The Massachusetts Executive Office of Transportation has recommended that state and federal environmental officials limit their upcoming study to three options for expanding commuter service from Boston to New Bedford and Fall River. Two are via rail, powered by diesel or electricity, and one by rapid bus.
Those recommendations, announced last Wednesday, drew mixed reviews from communities in southeastern Massachusetts.
The Office of Transportation recommended the following options:
All three options recommended by the Office of Transportation would keep the trip time to 90 minutes or less for any of the runs.
Officials and residents in Mansfield, Norton, and Taunton were happy to learn state transportation officials had dropped the so-called Attleboro Alternative. In Taunton, the Attleboro Alternative would have required 15 at-grade road crossings.
Egan said the Attleboro Alternative was deemed too impractical and costly.

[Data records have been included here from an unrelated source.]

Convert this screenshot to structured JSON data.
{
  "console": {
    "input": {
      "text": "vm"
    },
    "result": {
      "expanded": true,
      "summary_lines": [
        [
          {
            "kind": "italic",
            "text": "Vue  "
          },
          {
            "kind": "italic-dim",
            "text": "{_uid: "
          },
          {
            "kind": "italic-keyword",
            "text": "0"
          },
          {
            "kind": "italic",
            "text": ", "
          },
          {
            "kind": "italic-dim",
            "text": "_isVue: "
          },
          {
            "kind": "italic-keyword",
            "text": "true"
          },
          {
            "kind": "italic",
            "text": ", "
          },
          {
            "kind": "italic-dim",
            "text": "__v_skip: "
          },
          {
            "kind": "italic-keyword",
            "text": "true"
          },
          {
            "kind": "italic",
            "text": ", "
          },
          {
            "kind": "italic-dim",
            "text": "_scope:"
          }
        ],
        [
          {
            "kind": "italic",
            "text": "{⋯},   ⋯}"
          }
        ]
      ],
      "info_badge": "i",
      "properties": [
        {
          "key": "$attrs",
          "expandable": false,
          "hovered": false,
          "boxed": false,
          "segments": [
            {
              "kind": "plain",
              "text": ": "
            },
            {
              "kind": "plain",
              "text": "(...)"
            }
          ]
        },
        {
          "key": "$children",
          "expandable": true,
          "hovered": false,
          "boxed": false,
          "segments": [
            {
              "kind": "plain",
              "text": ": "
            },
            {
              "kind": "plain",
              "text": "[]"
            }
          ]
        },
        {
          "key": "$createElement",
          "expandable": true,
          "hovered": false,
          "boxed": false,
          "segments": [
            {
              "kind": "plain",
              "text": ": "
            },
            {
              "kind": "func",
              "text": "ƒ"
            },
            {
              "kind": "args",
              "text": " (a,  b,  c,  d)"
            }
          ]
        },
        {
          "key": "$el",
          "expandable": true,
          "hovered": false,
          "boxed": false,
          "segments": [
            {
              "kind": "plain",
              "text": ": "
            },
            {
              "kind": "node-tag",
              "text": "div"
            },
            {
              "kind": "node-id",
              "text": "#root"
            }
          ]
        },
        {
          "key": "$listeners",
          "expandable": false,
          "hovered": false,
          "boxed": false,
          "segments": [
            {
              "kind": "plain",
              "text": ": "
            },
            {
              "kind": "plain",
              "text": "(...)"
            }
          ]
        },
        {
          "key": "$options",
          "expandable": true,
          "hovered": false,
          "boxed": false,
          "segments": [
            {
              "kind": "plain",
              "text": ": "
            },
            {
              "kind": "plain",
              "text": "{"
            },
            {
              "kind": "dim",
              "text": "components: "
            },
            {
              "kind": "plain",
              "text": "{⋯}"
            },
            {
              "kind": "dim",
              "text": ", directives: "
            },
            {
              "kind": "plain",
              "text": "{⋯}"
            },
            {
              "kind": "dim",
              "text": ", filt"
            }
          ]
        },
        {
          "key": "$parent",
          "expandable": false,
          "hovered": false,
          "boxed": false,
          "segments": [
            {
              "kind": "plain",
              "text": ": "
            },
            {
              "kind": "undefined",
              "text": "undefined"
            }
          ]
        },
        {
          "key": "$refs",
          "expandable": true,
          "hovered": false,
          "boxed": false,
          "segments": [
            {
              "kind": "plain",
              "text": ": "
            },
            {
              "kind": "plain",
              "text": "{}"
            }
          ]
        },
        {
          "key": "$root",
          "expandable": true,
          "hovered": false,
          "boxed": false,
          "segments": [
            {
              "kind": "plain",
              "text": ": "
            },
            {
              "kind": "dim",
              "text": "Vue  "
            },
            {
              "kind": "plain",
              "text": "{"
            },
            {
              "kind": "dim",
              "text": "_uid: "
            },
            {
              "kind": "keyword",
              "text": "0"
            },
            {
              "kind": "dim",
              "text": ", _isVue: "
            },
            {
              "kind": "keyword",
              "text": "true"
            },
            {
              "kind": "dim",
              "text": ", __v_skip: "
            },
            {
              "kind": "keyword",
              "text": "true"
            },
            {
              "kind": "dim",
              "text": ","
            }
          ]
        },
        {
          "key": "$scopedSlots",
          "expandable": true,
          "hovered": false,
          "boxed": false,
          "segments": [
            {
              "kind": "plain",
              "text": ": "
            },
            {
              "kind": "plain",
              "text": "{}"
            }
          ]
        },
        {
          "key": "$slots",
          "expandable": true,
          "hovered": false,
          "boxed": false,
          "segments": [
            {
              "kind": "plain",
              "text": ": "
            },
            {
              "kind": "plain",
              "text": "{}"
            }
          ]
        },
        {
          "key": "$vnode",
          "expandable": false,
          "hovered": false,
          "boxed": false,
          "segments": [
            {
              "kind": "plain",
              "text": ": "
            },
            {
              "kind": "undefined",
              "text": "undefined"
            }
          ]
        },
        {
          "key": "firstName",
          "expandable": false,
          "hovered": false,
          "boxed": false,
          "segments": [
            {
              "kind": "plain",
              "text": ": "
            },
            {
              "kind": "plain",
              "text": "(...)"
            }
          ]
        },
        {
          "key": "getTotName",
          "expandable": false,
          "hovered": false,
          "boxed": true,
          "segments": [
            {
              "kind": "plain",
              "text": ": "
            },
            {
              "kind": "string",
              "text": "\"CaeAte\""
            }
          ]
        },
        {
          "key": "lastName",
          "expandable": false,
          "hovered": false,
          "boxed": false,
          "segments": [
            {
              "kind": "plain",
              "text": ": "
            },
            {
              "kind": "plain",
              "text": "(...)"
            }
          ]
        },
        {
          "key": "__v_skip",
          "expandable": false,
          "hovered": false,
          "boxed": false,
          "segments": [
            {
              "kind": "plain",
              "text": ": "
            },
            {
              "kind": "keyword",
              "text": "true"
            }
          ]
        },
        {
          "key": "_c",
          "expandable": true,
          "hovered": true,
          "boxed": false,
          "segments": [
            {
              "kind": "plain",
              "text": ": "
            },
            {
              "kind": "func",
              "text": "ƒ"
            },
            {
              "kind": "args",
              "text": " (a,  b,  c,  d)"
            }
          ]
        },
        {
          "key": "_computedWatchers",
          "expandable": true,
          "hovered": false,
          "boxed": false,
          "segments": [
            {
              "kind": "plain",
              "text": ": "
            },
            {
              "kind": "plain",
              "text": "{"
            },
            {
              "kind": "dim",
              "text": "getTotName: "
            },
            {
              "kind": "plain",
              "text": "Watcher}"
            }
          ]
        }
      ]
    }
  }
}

"During our analysis, we discovered we would have to add a third track from the Readville section of Boston all the way to Attleboro," Egan said. "That would take a really long time and cost a lot of money." The option would delay the 2016 target date for rail service start-up to 2020.
The Attleboro Alternative would also have required construction of a 700-foot bridge for the third track in Canton.
"I think it's terrific," said state Representative F. Jay Barrows, a Mansfield Republican, after Egan told lawmakers that her agency had eliminated the Attleboro plan.
Rail expansion through southeastern Massachusetts has been discussed and studied for nearly 20 years. Over the last year, South Coast Rail staffers have whittled the list of rail expansion alternatives from 35 possibilities down to the current three.
The US Army Corps of Engineers, along with the Massachusetts Environmental Policy Act office, will decide by the end of January whether to limit their environmental review to the three options favored by state transportation officials or include others previously on the table. Their suggested front-runner for expanded commuter service is expected to be announced sometime next spring.
Residents and officials in Easton, who would be affected by the Stoughton Alternative that is still on the table, were neither surprised nor happy about the recommendations. This option had been deemed the best expansion method in a study that concluded in 2002.
"They're going to drive right through downtown Easton, cutting our town in half for emergency service," said Easton Historical Commission Chairman Melanie Deware. According to Deware, 15 historical properties will be affected by the rail.
"This whole process has been flawed," said Kyla Bennett, an Easton resident and member of the Public Employees for Environmental Responsibility. "Instead of getting ridership figures to see if this service is necessary, it was one of those 'If you build it, they will come' things.
"They're asking taxpayers to spend $2 billion to bring a couple thousand people back and forth. To me, it's economically irresponsible and environmentally disastrous."
David Colton, Easton town manager, said selectmen will prepare a written response to the Stoughton Alternative's inclusion on the list of recommendations.
The Middleborough option has been welcomed by officials in that town, since it would help revitalize the downtown and transport casino patrons, if that facility is built.
Heather Graf, a Norton resident and founder of a group called Citizens Concerned about Tracks, said her organization intends to remain vigilant until January, when the US Army Corps of Engineers and staffers from the Massachusetts Environmental Policy Act office make their decision on the scope of their coming study.
Those agencies will hold two sessions to gather public input, on Dec. 2 and 3. Jan. 9 marks the end of the public comment period.
Christine Legere can be reached at firstname.lastname@example.org.